Photo. Refugees waiting to be admitted to the Marienfelde Refugee Center, August 14, 1961
© DHM-Schirner

December 2012

Child's Painting from the daycare at the State of Berlin's Central Intake Center for Ethnic German Repatriates at the former Marienfelde Refugee Center

Child's Painting
Tanja painted this picture of a winter landscape while at the daycare in the State of Berlin's Central Intake Center for Ethnic German Repatriates. We don't know what happened to Tanja – all we know is that she and her family were among those who came to Berlin as “late repatriates” between 1990 and 2010. When the division of Germany ended in 1990, the former Marienfelde Refugee Center went from serving refugees from the GDR to being the Central Intake Center for Late Repatriates. The daycare was one of the facilities that set the course for integration, but it was also somewhere where kids could simply be kids. This was particularly important considering the all that the children had just experienced in the migration process. Arrival in a country where everyone spoke a different language and the loss of familiar surroundings and friends were huge challenges, especially for children. In order to make the transition time easier for them and, at the same time, to help them through integration and learning a new language, the educators at the daycare spoke multiple languages. Some had even gone through similar experiences and knew first-hand how difficult the path to a new life could be. They were thus able to bring the children into their new lives and teach them a new language in a particularly suitable way.

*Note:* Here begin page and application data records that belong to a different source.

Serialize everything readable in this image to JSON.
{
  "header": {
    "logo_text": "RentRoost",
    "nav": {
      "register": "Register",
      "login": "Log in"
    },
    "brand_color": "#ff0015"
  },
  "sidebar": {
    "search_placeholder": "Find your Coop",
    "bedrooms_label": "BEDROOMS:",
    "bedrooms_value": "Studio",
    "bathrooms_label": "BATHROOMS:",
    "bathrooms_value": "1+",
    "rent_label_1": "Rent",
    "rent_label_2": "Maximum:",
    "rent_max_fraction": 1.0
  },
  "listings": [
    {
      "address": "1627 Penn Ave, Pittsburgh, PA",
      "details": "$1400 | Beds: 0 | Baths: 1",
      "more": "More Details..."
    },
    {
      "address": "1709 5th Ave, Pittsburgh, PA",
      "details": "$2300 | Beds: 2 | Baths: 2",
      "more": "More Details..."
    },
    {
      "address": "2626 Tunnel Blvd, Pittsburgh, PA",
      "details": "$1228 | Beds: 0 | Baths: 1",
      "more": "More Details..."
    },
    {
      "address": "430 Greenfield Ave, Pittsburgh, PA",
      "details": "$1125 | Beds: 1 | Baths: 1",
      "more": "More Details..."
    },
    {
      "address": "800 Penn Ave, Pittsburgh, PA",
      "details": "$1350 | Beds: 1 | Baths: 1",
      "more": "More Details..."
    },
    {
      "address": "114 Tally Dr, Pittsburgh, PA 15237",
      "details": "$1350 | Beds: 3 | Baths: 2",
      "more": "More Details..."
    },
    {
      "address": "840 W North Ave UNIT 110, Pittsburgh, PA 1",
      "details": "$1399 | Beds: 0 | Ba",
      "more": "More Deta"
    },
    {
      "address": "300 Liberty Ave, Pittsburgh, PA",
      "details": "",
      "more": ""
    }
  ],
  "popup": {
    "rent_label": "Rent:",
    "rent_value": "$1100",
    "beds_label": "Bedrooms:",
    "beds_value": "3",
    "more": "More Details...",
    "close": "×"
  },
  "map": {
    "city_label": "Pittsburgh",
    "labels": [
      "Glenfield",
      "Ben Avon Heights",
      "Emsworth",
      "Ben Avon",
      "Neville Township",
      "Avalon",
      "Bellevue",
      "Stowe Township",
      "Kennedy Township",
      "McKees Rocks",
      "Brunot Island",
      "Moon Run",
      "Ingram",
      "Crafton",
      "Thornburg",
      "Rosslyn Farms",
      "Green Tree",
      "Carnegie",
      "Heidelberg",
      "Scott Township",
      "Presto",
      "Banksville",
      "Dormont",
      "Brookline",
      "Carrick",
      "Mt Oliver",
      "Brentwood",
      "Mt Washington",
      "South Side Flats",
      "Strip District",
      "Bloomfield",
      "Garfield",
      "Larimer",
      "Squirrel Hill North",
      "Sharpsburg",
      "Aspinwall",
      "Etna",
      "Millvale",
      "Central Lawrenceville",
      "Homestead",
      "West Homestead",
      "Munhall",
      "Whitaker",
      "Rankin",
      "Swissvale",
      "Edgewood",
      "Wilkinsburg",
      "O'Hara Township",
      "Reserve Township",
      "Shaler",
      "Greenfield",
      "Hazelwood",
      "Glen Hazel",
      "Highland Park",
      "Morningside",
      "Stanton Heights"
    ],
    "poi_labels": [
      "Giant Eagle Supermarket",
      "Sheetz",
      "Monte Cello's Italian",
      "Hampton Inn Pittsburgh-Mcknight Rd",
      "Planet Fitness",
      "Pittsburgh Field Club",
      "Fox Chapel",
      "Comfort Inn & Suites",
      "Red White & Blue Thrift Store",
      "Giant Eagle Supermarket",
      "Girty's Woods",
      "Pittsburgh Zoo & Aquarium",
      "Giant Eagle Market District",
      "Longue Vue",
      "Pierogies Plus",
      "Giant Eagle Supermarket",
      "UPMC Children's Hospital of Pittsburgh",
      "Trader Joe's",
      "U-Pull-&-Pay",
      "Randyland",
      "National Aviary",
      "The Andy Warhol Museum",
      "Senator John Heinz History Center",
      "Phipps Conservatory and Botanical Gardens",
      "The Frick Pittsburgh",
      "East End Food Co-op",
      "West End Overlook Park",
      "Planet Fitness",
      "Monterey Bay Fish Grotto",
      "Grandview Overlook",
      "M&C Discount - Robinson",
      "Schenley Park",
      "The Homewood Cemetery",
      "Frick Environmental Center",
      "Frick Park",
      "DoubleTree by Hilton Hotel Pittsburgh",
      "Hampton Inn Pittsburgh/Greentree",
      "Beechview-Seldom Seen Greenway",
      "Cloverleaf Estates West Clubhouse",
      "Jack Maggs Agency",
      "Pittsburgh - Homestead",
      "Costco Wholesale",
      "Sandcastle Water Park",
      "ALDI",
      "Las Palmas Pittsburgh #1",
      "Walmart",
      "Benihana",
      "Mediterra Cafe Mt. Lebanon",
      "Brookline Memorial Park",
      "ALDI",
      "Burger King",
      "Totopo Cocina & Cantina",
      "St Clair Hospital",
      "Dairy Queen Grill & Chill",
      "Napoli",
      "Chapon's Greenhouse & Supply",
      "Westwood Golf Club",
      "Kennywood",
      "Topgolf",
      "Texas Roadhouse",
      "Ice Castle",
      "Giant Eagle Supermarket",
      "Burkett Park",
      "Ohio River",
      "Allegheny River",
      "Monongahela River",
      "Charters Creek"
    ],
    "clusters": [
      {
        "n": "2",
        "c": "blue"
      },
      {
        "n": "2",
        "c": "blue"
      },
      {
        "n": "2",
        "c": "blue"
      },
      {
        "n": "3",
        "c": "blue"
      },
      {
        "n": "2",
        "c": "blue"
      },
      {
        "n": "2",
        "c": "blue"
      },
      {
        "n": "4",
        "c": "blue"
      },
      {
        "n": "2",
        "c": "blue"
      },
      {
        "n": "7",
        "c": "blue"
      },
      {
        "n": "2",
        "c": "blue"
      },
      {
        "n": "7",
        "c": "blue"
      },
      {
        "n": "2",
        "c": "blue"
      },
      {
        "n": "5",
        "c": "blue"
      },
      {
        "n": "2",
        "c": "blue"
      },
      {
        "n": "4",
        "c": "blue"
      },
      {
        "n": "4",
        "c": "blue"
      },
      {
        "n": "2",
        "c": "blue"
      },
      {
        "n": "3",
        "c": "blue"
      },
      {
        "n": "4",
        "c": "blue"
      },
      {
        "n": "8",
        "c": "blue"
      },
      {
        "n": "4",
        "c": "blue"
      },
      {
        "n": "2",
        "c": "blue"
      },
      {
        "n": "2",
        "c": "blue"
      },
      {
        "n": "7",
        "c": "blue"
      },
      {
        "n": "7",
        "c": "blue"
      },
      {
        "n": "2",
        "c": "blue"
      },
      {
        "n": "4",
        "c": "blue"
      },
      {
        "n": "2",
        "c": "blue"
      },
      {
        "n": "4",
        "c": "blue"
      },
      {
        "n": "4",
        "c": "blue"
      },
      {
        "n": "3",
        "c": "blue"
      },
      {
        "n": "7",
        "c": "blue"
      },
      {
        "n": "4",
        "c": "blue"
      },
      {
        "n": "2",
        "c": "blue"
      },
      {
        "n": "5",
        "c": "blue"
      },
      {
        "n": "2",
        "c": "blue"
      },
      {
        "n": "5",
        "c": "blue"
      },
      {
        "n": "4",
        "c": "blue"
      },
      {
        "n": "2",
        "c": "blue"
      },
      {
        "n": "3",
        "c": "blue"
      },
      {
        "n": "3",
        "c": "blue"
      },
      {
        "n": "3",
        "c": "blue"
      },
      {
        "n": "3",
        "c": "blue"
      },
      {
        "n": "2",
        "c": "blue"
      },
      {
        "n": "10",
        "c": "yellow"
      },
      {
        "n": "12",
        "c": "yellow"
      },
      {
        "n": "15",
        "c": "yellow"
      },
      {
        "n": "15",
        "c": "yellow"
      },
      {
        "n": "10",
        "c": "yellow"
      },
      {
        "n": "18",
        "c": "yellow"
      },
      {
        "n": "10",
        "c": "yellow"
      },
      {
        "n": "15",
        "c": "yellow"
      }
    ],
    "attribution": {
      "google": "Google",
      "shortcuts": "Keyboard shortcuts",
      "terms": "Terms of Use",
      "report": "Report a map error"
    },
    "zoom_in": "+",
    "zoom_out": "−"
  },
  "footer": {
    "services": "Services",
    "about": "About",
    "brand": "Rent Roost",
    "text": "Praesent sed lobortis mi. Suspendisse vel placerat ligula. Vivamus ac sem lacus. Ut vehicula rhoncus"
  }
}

Today, there is still a daycare at Marienfelde where children from all over the world are cared for. In 2010 the Central Intake Center for Late Repatriates became a transitional home for asylum applicants. Children whose families came to Germany as refugees and who are waiting in the transitional home for the resolution of their applications still find a place today to play and paint at the daycare.